The sixth step is to think bigger. Agency leadership should think about how all public communications and civic engagement efforts are working together in a holistic way, including email, texting, websites, social media, PR, direct mail, print/radio/digital ads, and press relations.

Finally, explore an institutional presence on Mastodon, in coordination with local, state, and federal leadership: it may make sense for one agency to create an instance to host accounts on, like the German government and MIT has stood up.

In the USA, President Biden should direct U.S. Digital Service and 18F to pilot a U.S. government instance on Mastodon, in collaboration with the Library of Congress and U.S. National Archives, and request Office of Management and Budget Shalanda Young to issue guidance to all federal agencies on Twitter to download an archive of our public records from all official accounts. Imagine something like with agency accounts on it, for example, or with all official Congressional accounts.

(And as always, remember your towels.)

P.S. Over on Twitter, consultant and CTO Shannon Clarke suggested that “potentially specific agencies might want their own instance of Mastodon (or similar ActivityPub platform) so like email all users/accounts there would be clear which agency so perhaps name at dot is .gov or similar.”

That may make sense across local, state, and federal agencies – particularly for those with tens of thousands of staff. It might not be the right fit for tiny state or local agencies, though running a open, federal social system as a part of a polity’s websites may become table stakes for webmasters & IT staff. It’s certainly possible to imagine schools and libraries creating instances for students as alternatives to commercial social media, but that would be predicated on internal capacity, the ability to pay vendors, or the presence of state or local digital services that can delivery or maintain those systems.

I expect we’re going to see a riotous combination of approaches if there isn’t clear leadership. Clarke further posited that “there will be a reasonably good business (or service of an agency) in managing hosted instances of ActivityPub servers perhaps with government specific additional features (like formal, permanent archives; integration to identity management systems etc).”

I suspect he’s right and that will bear out over time in parallel ways to how Drupal and WordPress have been adopted and maintained by agencies – but

P.P.S. Also on Twitter, technologist Bob Wyman made an important point about how a “federal fediverse” should be configured: “If government uses Mastodon, or some other software, its public addresses or names should not include the software’s name. Government names should be generic.
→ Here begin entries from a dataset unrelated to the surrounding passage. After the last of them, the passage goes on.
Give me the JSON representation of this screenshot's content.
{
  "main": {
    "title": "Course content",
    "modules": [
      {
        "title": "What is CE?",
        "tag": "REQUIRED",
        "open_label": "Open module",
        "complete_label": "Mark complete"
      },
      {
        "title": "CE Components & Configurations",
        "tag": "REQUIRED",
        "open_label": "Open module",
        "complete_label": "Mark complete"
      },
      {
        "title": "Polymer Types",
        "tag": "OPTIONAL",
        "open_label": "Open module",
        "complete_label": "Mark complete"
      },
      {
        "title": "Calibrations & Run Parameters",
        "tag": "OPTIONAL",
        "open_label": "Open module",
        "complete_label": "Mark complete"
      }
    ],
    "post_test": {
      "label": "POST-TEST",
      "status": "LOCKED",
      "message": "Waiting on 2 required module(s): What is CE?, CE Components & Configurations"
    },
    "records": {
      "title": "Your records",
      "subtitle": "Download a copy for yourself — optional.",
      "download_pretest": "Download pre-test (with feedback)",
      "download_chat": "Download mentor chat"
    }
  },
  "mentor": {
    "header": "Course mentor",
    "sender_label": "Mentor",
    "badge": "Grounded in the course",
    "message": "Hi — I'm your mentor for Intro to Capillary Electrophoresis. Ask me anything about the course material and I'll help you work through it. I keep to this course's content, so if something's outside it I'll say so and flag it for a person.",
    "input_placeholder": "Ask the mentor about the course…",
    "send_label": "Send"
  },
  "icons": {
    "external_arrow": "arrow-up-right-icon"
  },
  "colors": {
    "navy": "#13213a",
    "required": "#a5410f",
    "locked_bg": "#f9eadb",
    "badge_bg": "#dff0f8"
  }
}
They should refer either to protocol (i.e., or to function (e.g.”

This makes sense to me, in terms of how domain names interact with the underlying technologies and protocols. Imagine as a entry point for all executive branch .gov social media accounts or